    Student Picture

    Kiran Temple University Fox School of Business ‘17, Course Hero Intern

  • Left Quote Icon

    I cannot even describe how much Course Hero helped me this summer. It’s truly become something I can always rely on and help me. In the end, I was not only able to survive summer classes, but I was able to thrive thanks to Course Hero.

    Student Picture

    Dana University of Pennsylvania ‘17, Course Hero Intern

  • Left Quote Icon

    The ability to access any university’s resources through Course Hero proved invaluable in my case. I was behind on Tulane coursework and actually used UCLA’s materials to help me move forward and get everything together on time.

    Student Picture

    Jill Tulane University ‘16, Course Hero Intern

Stuck?
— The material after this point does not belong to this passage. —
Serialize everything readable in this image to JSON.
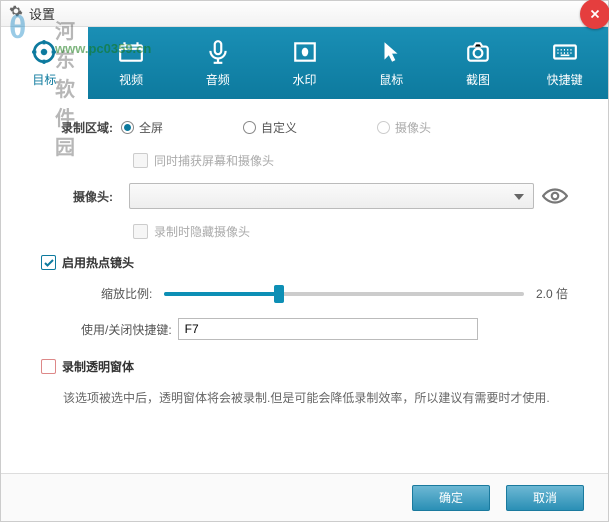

We have tutors online 24/7 who can help you get unstuck.
A+ icon
Ask Expert Tutors You can ask You can ask You can ask (will expire )
Answers in as fast as 15 minutes